Exercise description:
Although the entries contain pictures, only their text goes into the copy, set down exactly.

Data supplied:
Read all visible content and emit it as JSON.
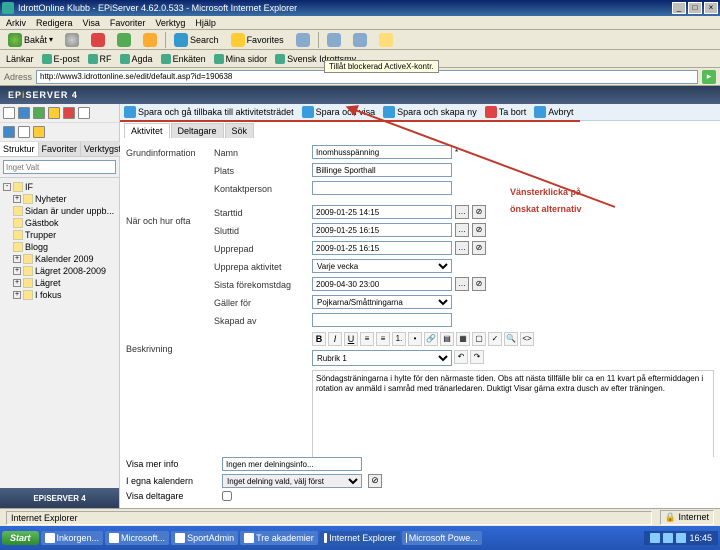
{
  "titlebar": {
    "title": "IdrottOnline Klubb - EPiServer 4.62.0.533 - Microsoft Internet Explorer"
  },
  "menubar": {
    "items": [
      "Arkiv",
      "Redigera",
      "Visa",
      "Favoriter",
      "Verktyg",
      "Hjälp"
    ]
  },
  "ie_toolbar": {
    "back": "Bakåt",
    "search": "Search",
    "favorites": "Favorites"
  },
  "links_toolbar": {
    "label": "Länkar",
    "items": [
      "E-post",
      "RF",
      "Agda",
      "Enkäten",
      "Mina sidor",
      "Svensk Idrottsmy"
    ]
  },
  "address": {
    "label": "Adress",
    "url": "http://www3.idrottonline.se/edit/default.asp?id=190638"
  },
  "addon_popup": "Tillåt blockerad ActiveX-kontr.",
  "epi_brand": "EPiSERVER 4",
  "left": {
    "tabs": [
      "Struktur",
      "Favoriter",
      "Verktygsfält"
    ],
    "search_placeholder": "Inget Valt",
    "tree": {
      "root": "IF",
      "items": [
        "Nyheter",
        "Sidan är under uppb...",
        "Gästbok",
        "Trupper",
        "Blogg",
        "Kalender 2009",
        "Lägret 2008-2009",
        "Lägret",
        "I fokus"
      ]
    },
    "footer": "EPiSERVER 4"
  },
  "action_bar": {
    "save_return": "Spara och gå tillbaka till aktivitetsträdet",
    "save_view": "Spara och visa",
    "save_as": "Spara och skapa ny",
    "delete": "Ta bort",
    "cancel": "Avbryt"
  },
  "form_tabs": [
    "Aktivitet",
    "Deltagare",
    "Sök"
  ],
  "form": {
    "group1_label": "Grundinformation",
    "name_label": "Namn",
    "name_value": "Inomhusspänning",
    "place_label": "Plats",
    "place_value": "Billinge Sporthall",
    "contact_label": "Kontaktperson",
    "group2_label": "När och hur ofta",
    "start_label": "Starttid",
    "start_value": "2009-01-25 14:15",
    "end_label": "Sluttid",
    "end_value": "2009-01-25 16:15",
    "recurrence_label": "Upprepad",
    "recurrence_value": "2009-01-25 16:15",
    "repeat_type_label": "Upprepa aktivitet",
    "repeat_type_value": "Varje vecka",
    "repeat_end_label": "Sista förekomstdag",
    "repeat_end_value": "2009-04-30 23:00",
    "group_label": "Gäller för",
    "group_value": "Pojkarna/Småttningarna",
    "creator_label": "Skapad av",
    "desc_label": "Beskrivning",
    "editor_style": "Rubrik 1",
    "editor_text": "Söndagsträningarna i hylte för den närmaste tiden. Obs att nästa tillfälle blir ca en 11 kvart på eftermiddagen i rotation av anmäld i samråd med tränarledaren. Duktigt Visar gärna extra dusch av efter träningen.",
    "moreinfo_label": "Visa mer info",
    "moreinfo_value": "Ingen mer delningsinfo...",
    "incal_label": "I egna kalendern",
    "approval_label": "Inget delning vald, välj först",
    "contacts_label": "Visa deltagare"
  },
  "annotation": {
    "line1": "Vänsterklicka på",
    "line2": "önskat alternativ"
  },
  "statusbar": {
    "zone": "Internet Explorer",
    "lock": "Internet"
  },
  "taskbar": {
    "start": "Start",
    "buttons": [
      "Inkorgen...",
      "Microsoft...",
      "SportAdmin",
      "Tre akademier",
      "Internet Explorer",
      "Microsoft Powe..."
    ],
    "active_index": 4,
    "clock": "16:45"
  }
}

Exercise output:
Read all visible content and emit it as JSON.
{
  "titlebar": {
    "title": "IdrottOnline Klubb - EPiServer 4.62.0.533 - Microsoft Internet Explorer"
  },
  "menubar": {
    "items": [
      "Arkiv",
      "Redigera",
      "Visa",
      "Favoriter",
      "Verktyg",
      "Hjälp"
    ]
  },
  "ie_toolbar": {
    "back": "Bakåt",
    "search": "Search",
    "favorites": "Favorites"
  },
  "links_toolbar": {
    "label": "Länkar",
    "items": [
      "E-post",
      "RF",
      "Agda",
      "Enkäten",
      "Mina sidor",
      "Svensk Idrottsmy"
    ]
  },
  "address": {
    "label": "Adress",
    "url": "http://www3.idrottonline.se/edit/default.asp?id=190638"
  },
  "addon_popup": "Tillåt blockerad ActiveX-kontr.",
  "epi_brand": "EPiSERVER 4",
  "left": {
    "tabs": [
      "Struktur",
      "Favoriter",
      "Verktygsfält"
    ],
    "search_placeholder": "Inget Valt",
    "tree": {
      "root": "IF",
      "items": [
        "Nyheter",
        "Sidan är under uppb...",
        "Gästbok",
        "Trupper",
        "Blogg",
        "Kalender 2009",
        "Lägret 2008-2009",
        "Lägret",
        "I fokus"
      ]
    },
    "footer": "EPiSERVER 4"
  },
  "action_bar": {
    "save_return": "Spara och gå tillbaka till aktivitetsträdet",
    "save_view": "Spara och visa",
    "save_as": "Spara och skapa ny",
    "delete": "Ta bort",
    "cancel": "Avbryt"
  },
  "form_tabs": [
    "Aktivitet",
    "Deltagare",
    "Sök"
  ],
  "form": {
    "group1_label": "Grundinformation",
    "name_label": "Namn",
    "name_value": "Inomhusspänning",
    "place_label": "Plats",
    "place_value": "Billinge Sporthall",
    "contact_label": "Kontaktperson",
    "group2_label": "När och hur ofta",
    "start_label": "Starttid",
    "start_value": "2009-01-25 14:15",
    "end_label": "Sluttid",
    "end_value": "2009-01-25 16:15",
    "recurrence_label": "Upprepad",
    "recurrence_value": "2009-01-25 16:15",
    "repeat_type_label": "Upprepa aktivitet",
    "repeat_type_value": "Varje vecka",
    "repeat_end_label": "Sista förekomstdag",
    "repeat_end_value": "2009-04-30 23:00",
    "group_label": "Gäller för",
    "group_value": "Pojkarna/Småttningarna",
    "creator_label": "Skapad av",
    "desc_label": "Beskrivning",
    "editor_style": "Rubrik 1",
    "editor_text": "Söndagsträningarna i hylte för den närmaste tiden. Obs att nästa tillfälle blir ca en 11 kvart på eftermiddagen i rotation av anmäld i samråd med tränarledaren. Duktigt Visar gärna extra dusch av efter träningen.",
    "moreinfo_label": "Visa mer info",
    "moreinfo_value": "Ingen mer delningsinfo...",
    "incal_label": "I egna kalendern",
    "approval_label": "Inget delning vald, välj först",
    "contacts_label": "Visa deltagare"
  },
  "annotation": {
    "line1": "Vänsterklicka på",
    "line2": "önskat alternativ"
  },
  "statusbar": {
    "zone": "Internet Explorer",
    "lock": "Internet"
  },
  "taskbar": {
    "start": "Start",
    "buttons": [
      "Inkorgen...",
      "Microsoft...",
      "SportAdmin",
      "Tre akademier",
      "Internet Explorer",
      "Microsoft Powe..."
    ],
    "active_index": 4,
    "clock": "16:45"
  }
}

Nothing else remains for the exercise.